Not too long ago, CRISPR was a cryptic acronym — or, to some ears, a drawer to keep lettuce fresh. Today, CRISPR Cas9, the most popular form of the powerful gene-editing technology, is widely used to accelerate experiments, grow pesticide-resistant crops, and design drugs to treat life-threatening genetic diseases like sickle cell anemia.
But CRISPR is not perfect. Base editors (think of them as gene-editing pencils) can rewrite individual DNA letters. They home in on specific areas of DNA and swap out certain bases — A, C, T, or G — for others. But after the swap, base editors—like the cytosine base editor that converts C•G to T•A — perform unwanted off-target edits. Until now, even the best CRISPR tool, SpCas9, could only bind to about one in 16 locations along DNA, leaving many genetic mutations out of reach.
Now, in two papers published in Nature Biotechnology, researchers at Harvard University, the Broad Institute, and the Howard Hughes Medical Institute have invented new CRISPR tools that address both issues.
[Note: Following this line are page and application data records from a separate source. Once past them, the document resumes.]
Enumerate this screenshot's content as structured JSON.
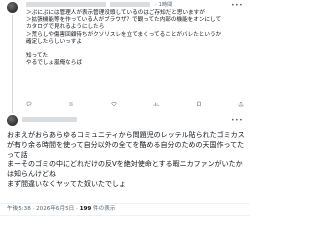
{
  "reply": {
    "time": "1時間",
    "more_icon": "more-horizontal-icon",
    "text": "＞ぷにぷには管理人が表示管理没頭しているのはご存知だと思いますが\n＞拡張機能等を作っている人がブラウザ？で観ってた内部の機能をオンにして\nカタログで見れるようにしたら\n＞荒らしや傷害回顧待ちがクソリスレを立てまくってることがバレたというか\n確定したらしいっすよ\n\n知ってた\nやるでしょ嵐俺ならば",
    "actions": [
      "reply-icon",
      "repost-icon",
      "like-icon",
      "views-icon",
      "bookmark-icon",
      "share-icon"
    ]
  },
  "main": {
    "more_icon": "more-horizontal-icon",
    "text": "おまえがおらあらゆるコミュニティから問題児のレッテル貼られたゴミカスが有り余る時間を使って自分以外の全てを酷める自分のための天国作ってたって話\nまーそのゴミの中にどれだけの反Vを絶対使命とする暇ニカファンがいたかは知らんけどね\nまず間違いなくヤッてた奴いたでしょ",
    "time": "午後5:38 · 2026年6月5日",
    "views_count": "199",
    "views_label": "件の表示"
  }
}
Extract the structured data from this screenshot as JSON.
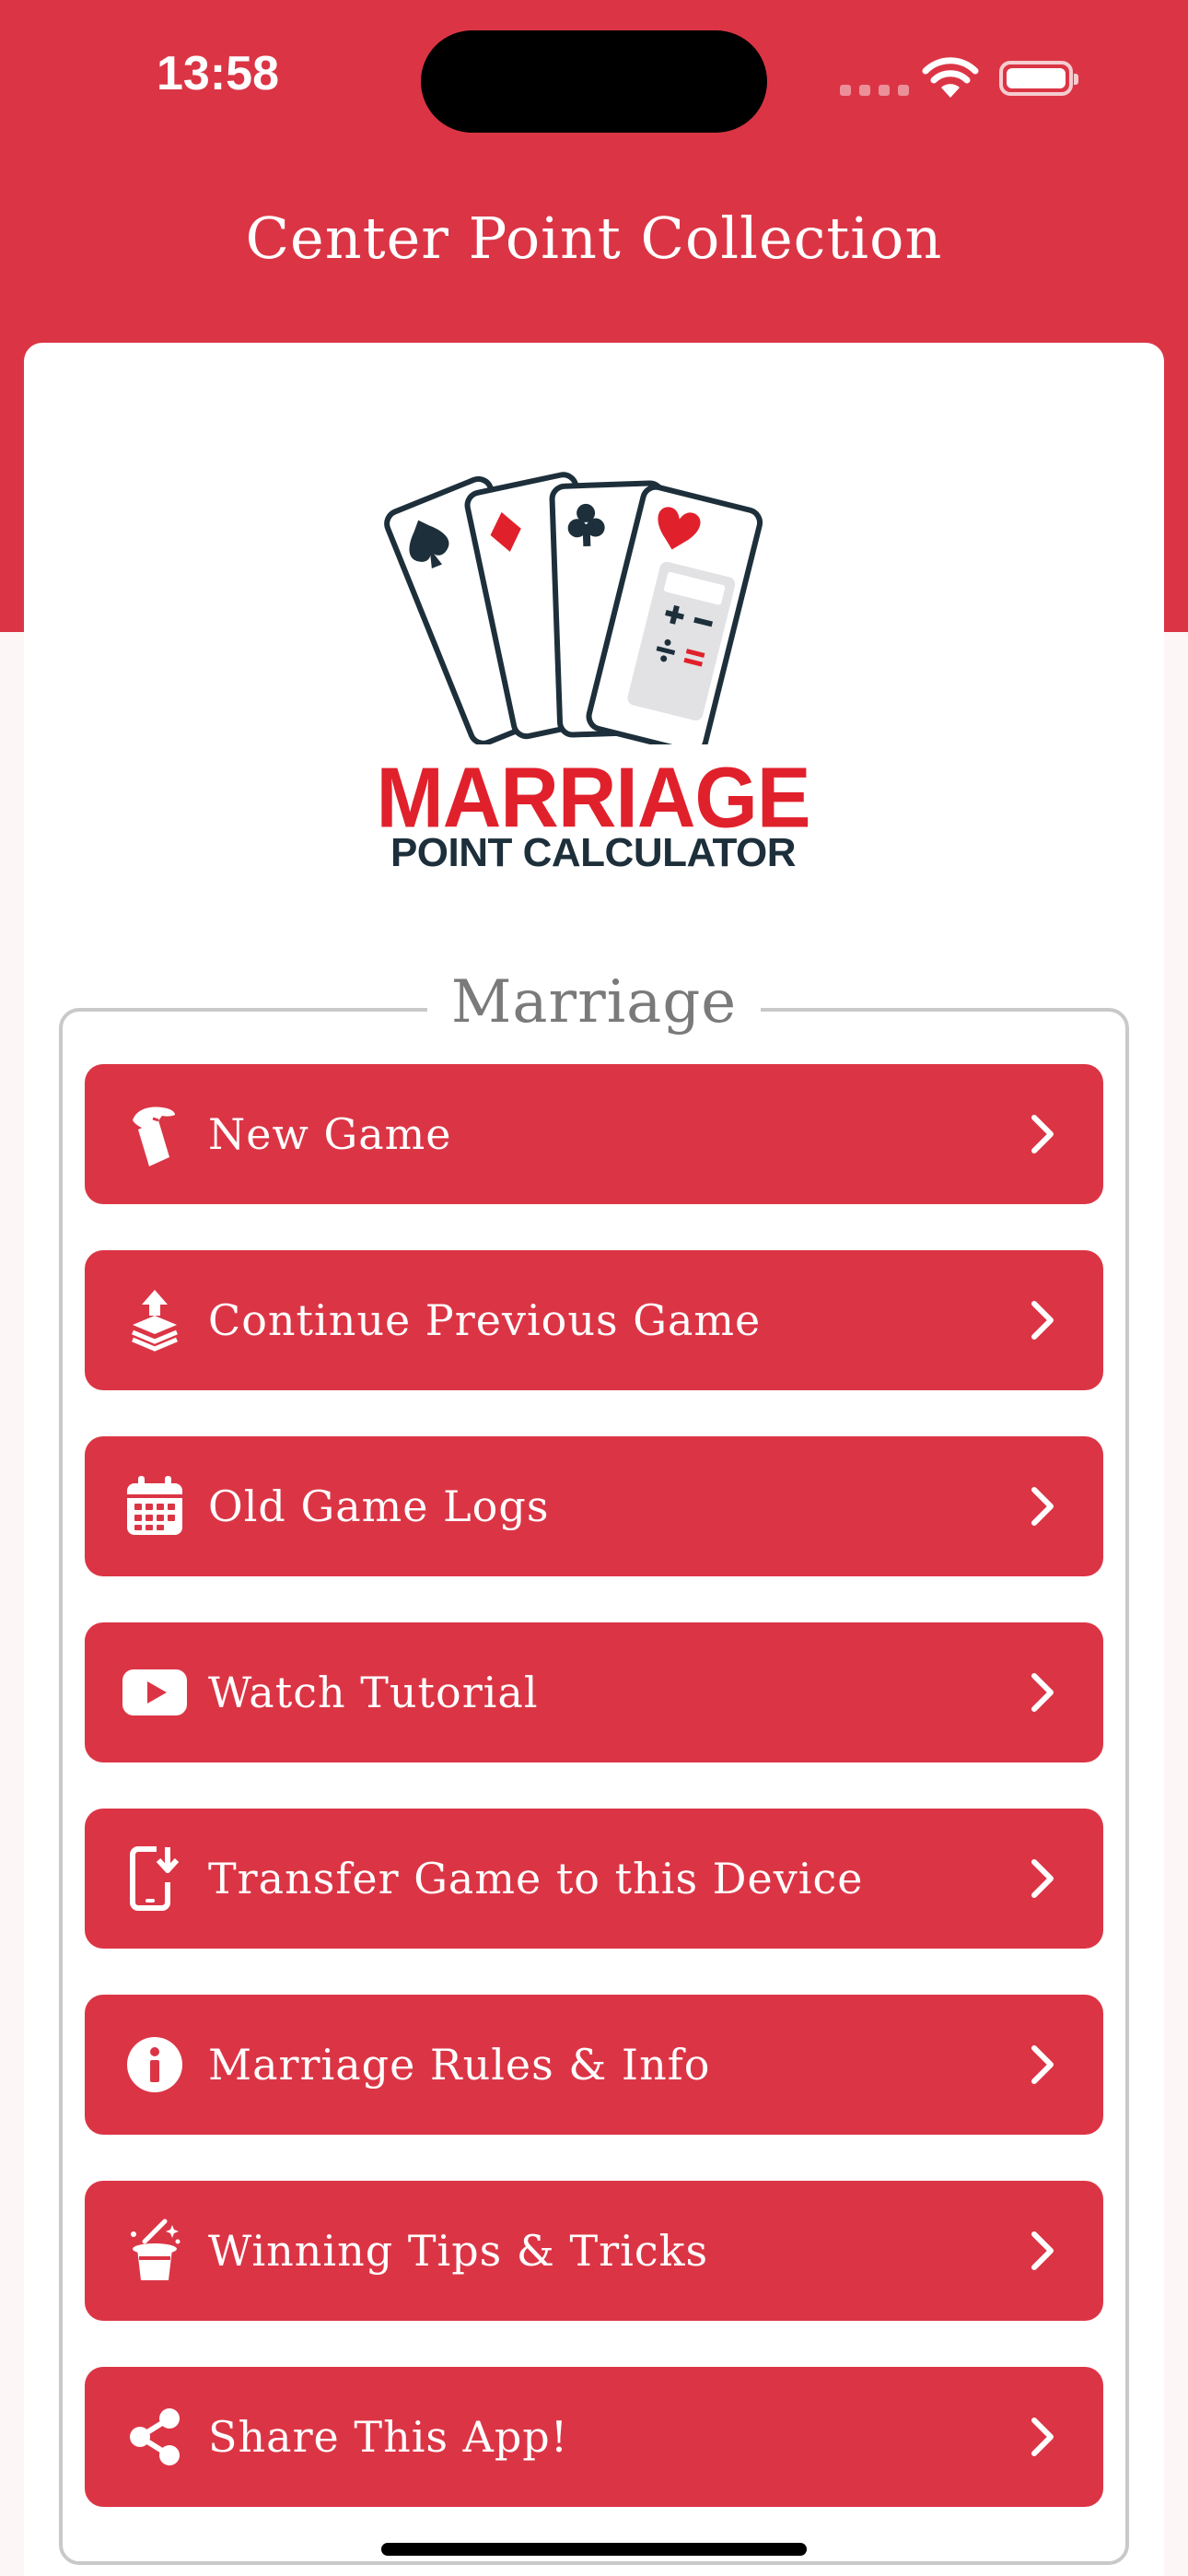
{
  "status": {
    "time": "13:58"
  },
  "header": {
    "title": "Center Point Collection"
  },
  "logo": {
    "word": "MARRIAGE",
    "subtitle": "POINT CALCULATOR"
  },
  "section": {
    "legend": "Marriage"
  },
  "menu": {
    "items": [
      {
        "label": "New Game",
        "icon": "hand-card-icon"
      },
      {
        "label": "Continue Previous Game",
        "icon": "stack-upload-icon"
      },
      {
        "label": "Old Game Logs",
        "icon": "calendar-icon"
      },
      {
        "label": "Watch Tutorial",
        "icon": "youtube-play-icon"
      },
      {
        "label": "Transfer Game to this Device",
        "icon": "phone-download-icon"
      },
      {
        "label": "Marriage Rules & Info",
        "icon": "info-icon"
      },
      {
        "label": "Winning Tips & Tricks",
        "icon": "magic-hat-icon"
      },
      {
        "label": "Share This App!",
        "icon": "share-icon"
      }
    ]
  },
  "colors": {
    "brand": "#db3545",
    "logo_red": "#e0212c",
    "logo_dark": "#1d2f3a"
  }
}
The first paper describes newly designed cytosine base editors that reduce an elusive type of off-target editing by 10- to 100-fold, making new variants that are especially promising for treating human disease. The second describes a new generation of all-star CRISPR-Cas9 proteins the team evolved that are capable of targeting a much larger fraction of pathogenic mutations, including the one responsible for sickle cell anemia, which was prohibitively difficult to access with previous CRISPR methods.
“Since the era of human genome editing is in its fragile beginnings, it’s important that we do everything we can to minimize the risk of any adverse effects when we start to introduce these into people,” said David Liu, the lead author on the papers. “Minimizing this kind of elusive off-target editing is an important step toward achieving that goal.”
Reduced off-target editing
Liu, Richard Merkin Professor, vice chair of the faculty, and director of the Merkin Institute of Transformative Technologies in Healthcare at the Broad Institute of MIT and Harvard, set out with his team to pinpoint those troubling and erratic CRISPR-independent off-target edits.
“That type of off-target editing can occur at random locations in the genome,” said Liu. “When you run the experiment 10 times, you get 10 different answers. That makes it so challenging to study.”